Last night Michael Eavis was the guest of our Deanery Synod. This coup may have delivered the finest guest speaker a Deanery Synod may have ever had but I sort of felt that the definition of Deanery Synod - a group of people waiting to go home - came to the fore again. If we hadn't had him as our guest what would have been the point of meeting? The business of synod took about fifteen minutes at the end.
He came not because we have our tentacles stretching into the world of rock - that would be hard to imagine given the age make-up of our synod - but because our vice-chair is a farmer's wife and he is known through that connection.
That said, in terms of charisma, when a person has that much reputation, and is late, there is a rock-star sense that everything will start when he arrives. He arrived, wearing shorts on a cold February night, and carrying an enormous cake. A local rector, who had started the task of leading worship, had no choice but to give way until the fuss had died down. What happens to a person, when they cross that line into celebrity, that they have no realisation of what is going on in a room?
Anyway it turned out that Eavis, a member of Pilton Methodist Chapel, is a delightfully humble man, who wants to make the world a better place, wants more than anything else for it to be fair ('I hate my punters being ripped off by food concessions') but within that context wants to make a difference locally. He is proud of bringing £100m into the Somerset economy, of providing fair-rent housing locally for those who could not afford to live in and around Pilton and of providing contracts and employment. He employs fifty people now.
At 78 years of age he is still the hands-on, decision-making head of the festival, swimming every morning at 7.00 a.m. then breakfasting at 7.30 and talking to all the staff at 8.00. He makes a lot of decisions 'because somebody has to make the decisions'. He plans to go on for ten more years.
Asked about the music he says he loves it but is more a rock person than a dance, folk or jazz lover. 'There are twenty-five stages' he tells one questioner, gently.
He has a stutter, although it eases as he gets going.
Asked about the things left behind we are treated to the life story of a tent - the aluminium poles being sold for scrap, the canvas being baled and sold to China. We learn that the most amazing thing anyone has ever left behind is a T20 tractor. It was stored in a barn and claimed after ten years. Questions are begged. We learn that he '...has a lot of wellies - if you want wellies talk to me.'
During the festival the cows are put back in their winter accommodation for three weeks but they are given nicer things to eat to make it up to them.
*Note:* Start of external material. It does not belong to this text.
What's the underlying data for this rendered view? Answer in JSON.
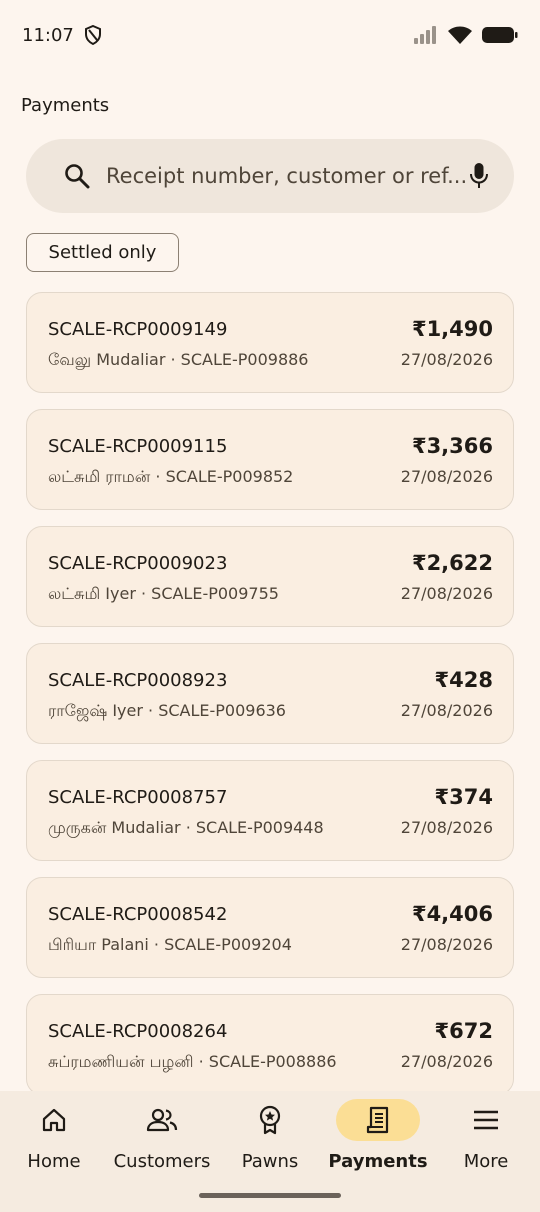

Fairness, even down to the way the animals are compensated, rings out of his testimony.
He describes himself as Methodist because there are no problems there about what you believe. 'We sing Wesley hymns and have a fundamental belief that there is something good going on out there.'
He sees the festival, which grew our of his love affair with a woman at the height of flower-power in the late 1960s, as a place where people can come and re-charge. One really gets the sense of his vision of a place where the closest he can get to a Utopian vision is set out before people. Here we behave reasonably, look out for each other, trust each other and learn to get on.
It was good to hear him and to some extent the lack of slick, of public-speaking polish and a party-line to force down our throats helped us to warm to him. We didn't feel like a Deanery Synod most of whom wouldn't touch his festival with a barge pole but a group of interested and interesting individuals listening to each other. Good night out.